Six Poems

Tasos Leivaditis

Translated by N.N. Trakakis

Born and raised in Athens, Tasos Leivaditis (1922–1988) worked as a literary critic for a leftist newspaper and achieved both critical and popular renown in Greece for his rich poetic oeuvre. His involvement as a youth in leftist politics led to his imprisonment for more than three years. Soon after his release in 1951 he made his poetic debut, and he was to go on to publish twenty volumes of poetry as well as a collection of short stories, winning along the way Greece’s highest honour in poetry (the State Poetry Prize, in 1979).

Dr N.N. (“Nick”) Trakakis teaches philosophy at the Australian Catholic University, and also writes, edits and translates poetry. His philosophical publications include The God Beyond Belief (Springer, 2007) and The End of Philosophy of Religion (Continuum, 2008). He edited Southern Sun, Aegean Light: Poetry of Second-Generation Greek-Australians (Australian Scholarly Publishing, 2011), and his translations of Leivaditis include The Blind Man with the Lamp (Denise Harvey Publications, 2014) and Violets for a Season (Red Dragonfly Press, 2017).

from Night Visitor (1972)


Deep down, however, I knew that everything would suddenly be thwarted by something unforeseen (I had to protect it, and there was no safe place), and such was their indifference that when I heard them talking I felt as though I had never grown up, and as I was walking along the street, forlorn, I stretched out my arm even though no one was there, for who says there’s no one there waiting? then there was a knock at the door, “how did you get here?” I asked, he was an old childhood friend, “I still have something to finish,” he said, and all night I heard him sobbing in the next room, for he had died very young and came back to weep, so that his mission on earth might be fulfilled.


Deep down I knew that one day I would betray myself, I always made sure therefore to stand in the shadows, in this way I gradually became imperceptible, until the divine obscurity which makes outcasts have no need of coat or hat arrived, and when we buried her, well endowed as she was from her last days, she would often come back even though they didn’t notice her, because it is only the humble, in virtue of their gift of ignoring futility, who encounter the dead on the street, and when I was changing her bedcovers one night I found the rose, outside of the world, “don’t cry, I’m myself now,” she said to me with that deceptive silence of the dead, until the days and nights weren’t enough and I had to put the house at peace with the nonexistent, and industrious as I am, if I had nothing to do I followed the garden hedge which disappeared into the distance, like the stories we never lived out and which return intact to God.


from Autumn Manuscripts (1990)

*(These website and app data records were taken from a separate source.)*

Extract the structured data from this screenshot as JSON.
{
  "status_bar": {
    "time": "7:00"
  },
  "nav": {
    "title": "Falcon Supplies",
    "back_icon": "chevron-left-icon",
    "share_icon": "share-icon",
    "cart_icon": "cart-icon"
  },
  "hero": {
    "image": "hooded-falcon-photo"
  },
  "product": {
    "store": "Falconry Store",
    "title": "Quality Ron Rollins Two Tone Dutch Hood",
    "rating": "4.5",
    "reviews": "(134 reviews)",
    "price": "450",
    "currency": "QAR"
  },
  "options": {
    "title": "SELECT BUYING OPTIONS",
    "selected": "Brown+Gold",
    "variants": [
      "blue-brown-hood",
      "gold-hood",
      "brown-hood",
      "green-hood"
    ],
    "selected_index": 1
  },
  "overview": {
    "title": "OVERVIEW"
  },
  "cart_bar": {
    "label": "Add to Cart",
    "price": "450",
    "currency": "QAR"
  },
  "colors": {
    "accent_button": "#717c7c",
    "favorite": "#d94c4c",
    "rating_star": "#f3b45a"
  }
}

Many wonder how I lived—they don’t realize that I was always
journeys to the unbelievable when we were children, journeys to
the infinite when we were in love
journeys from one room to the other, from one star to the other,
oh, journey to the unrealizable!
and Martha in old age continued her embroidery for years
she had journeyed far into nothingness and had come back
unblemished and unhappy —
my poor ones, as the twilight sprinkles the world with gold,
journeys are made to deserted wharves, to broken mirrors,
to years that have disappeared
because I, you scoundrels, didn’t come here to play
but to suffer and to lose myself —
a downpour of old wings for nothing other than the mystery of
it all.
And only poetry is not the journey
but the bitter return.



Night was falling and the passersby looked like ghosts on the
a child hid behind the couch, their silence is already an abyss,
their solitary sensuality the most perfect form of eros,
two former lovers meet on the stairs, what do they have to say
brief explanations that deepen the inexplicable,
the time when you knock on a door just to hear a voice—nobody,
they must have moved, everyone is moving house, what
are they trying to escape from?
you meet someone and ask for an address, but they don’t
understand you, for some time now you have been
speaking a language unknown to others,
keys you threw down the drain, one night you discover them on
the table
mirrors in which we saw youth departing.

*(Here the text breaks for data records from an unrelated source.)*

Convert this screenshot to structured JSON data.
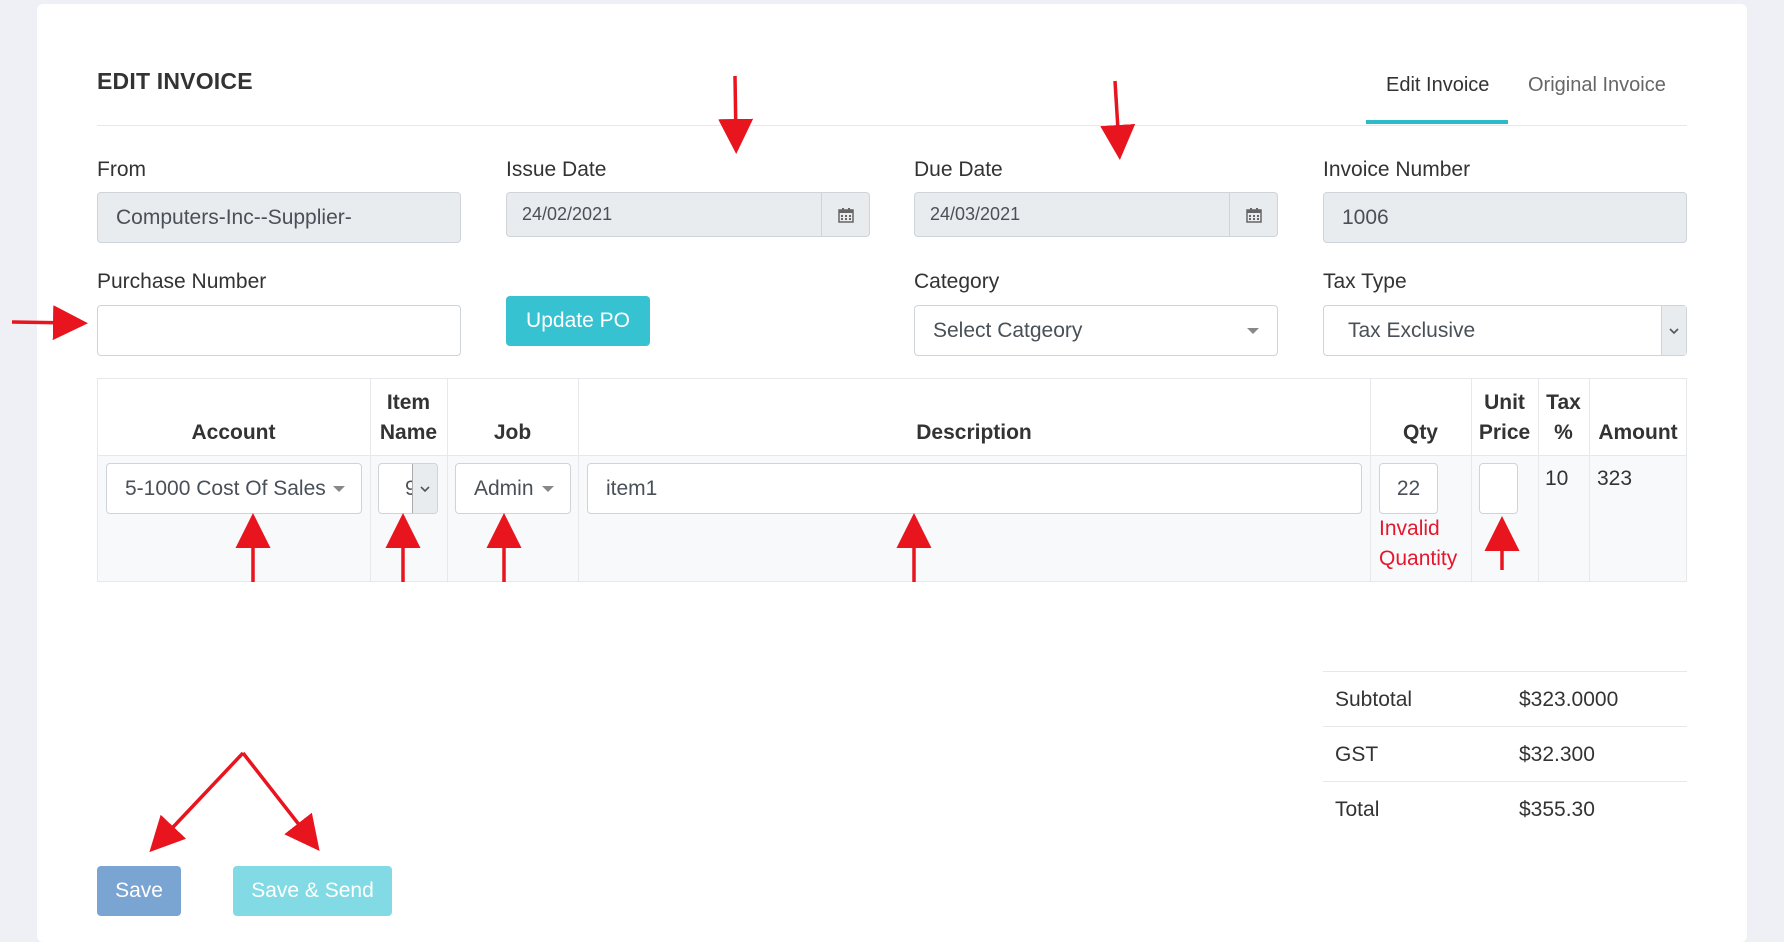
{
  "header": {
    "title": "EDIT INVOICE",
    "tabs": [
      {
        "label": "Edit Invoice",
        "active": true
      },
      {
        "label": "Original Invoice",
        "active": false
      }
    ]
  },
  "form": {
    "from": {
      "label": "From",
      "value": "Computers-Inc--Supplier-"
    },
    "issue_date": {
      "label": "Issue Date",
      "value": "24/02/2021"
    },
    "due_date": {
      "label": "Due Date",
      "value": "24/03/2021"
    },
    "invoice_number": {
      "label": "Invoice Number",
      "value": "1006"
    },
    "purchase_number": {
      "label": "Purchase Number",
      "value": ""
    },
    "update_po_label": "Update PO",
    "category": {
      "label": "Category",
      "value": "Select Catgeory"
    },
    "tax_type": {
      "label": "Tax Type",
      "value": "Tax Exclusive"
    }
  },
  "table": {
    "headers": {
      "account": "Account",
      "item_name_1": "Item",
      "item_name_2": "Name",
      "job": "Job",
      "description": "Description",
      "qty": "Qty",
      "unit_price_1": "Unit",
      "unit_price_2": "Price",
      "tax_1": "Tax",
      "tax_2": "%",
      "amount": "Amount"
    },
    "row": {
      "account": "5-1000 Cost Of Sales",
      "item_name": "9",
      "job": "Admin",
      "description": "item1",
      "qty": "22",
      "qty_error_1": "Invalid",
      "qty_error_2": "Quantity",
      "unit_price": "",
      "tax": "10",
      "amount": "323"
    }
  },
  "totals": {
    "subtotal_label": "Subtotal",
    "subtotal_value": "$323.0000",
    "gst_label": "GST",
    "gst_value": "$32.300",
    "total_label": "Total",
    "total_value": "$355.30"
  },
  "actions": {
    "save_label": "Save",
    "save_send_label": "Save & Send"
  },
  "colors": {
    "accent": "#2bbbc9",
    "update_po": "#36c2d1",
    "save": "#7aa4d2",
    "save_send": "#82dbe4",
    "error": "#e6162d",
    "annotation_arrow": "#e8141e"
  }
}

And then from the depths the sound of the station clock tolling
eight times
that hour that will never return.



One evening as the wind blew through the open window the curtain flapped a little and then rested on the edge of the chair like a friend coming back from the place of no return. To be sure he will not stay long. It’s just that I am worried. Over the last years the layout of the city has been quickly changing and soon how will our dead friends be able to find us? That’s why at every street corner we must place some sign: a group of children singing, a coffee-house with lowered lights, or a watch buried in the garden. Even though they now know the time. Quiet!

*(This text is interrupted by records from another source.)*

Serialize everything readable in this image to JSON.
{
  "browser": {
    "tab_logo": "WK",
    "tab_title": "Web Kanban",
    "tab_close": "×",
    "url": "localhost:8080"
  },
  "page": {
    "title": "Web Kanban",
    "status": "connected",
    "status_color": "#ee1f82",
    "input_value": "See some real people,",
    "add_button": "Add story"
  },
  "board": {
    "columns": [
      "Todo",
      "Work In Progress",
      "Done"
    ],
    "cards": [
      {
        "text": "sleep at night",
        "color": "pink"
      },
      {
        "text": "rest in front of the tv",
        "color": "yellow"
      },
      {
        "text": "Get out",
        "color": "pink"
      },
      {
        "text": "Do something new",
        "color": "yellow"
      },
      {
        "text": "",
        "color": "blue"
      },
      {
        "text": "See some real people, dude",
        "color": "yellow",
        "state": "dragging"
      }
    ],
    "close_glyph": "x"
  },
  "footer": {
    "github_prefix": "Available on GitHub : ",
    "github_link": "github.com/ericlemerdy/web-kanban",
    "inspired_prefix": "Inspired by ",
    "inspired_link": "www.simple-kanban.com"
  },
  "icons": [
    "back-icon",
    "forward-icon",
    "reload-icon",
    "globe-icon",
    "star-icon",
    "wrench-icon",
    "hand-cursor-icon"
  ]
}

There are some nights when only a single sigh separates us from
and other times the moon rises above the hill like a great joy
wanderings at night and the louvres through which we dimly
saw a woman in her underwear as she was sleeping
and suddenly at the turn of the road the sadness of a lamppost
inundated us with tears.

No one was waiting for us when we returned.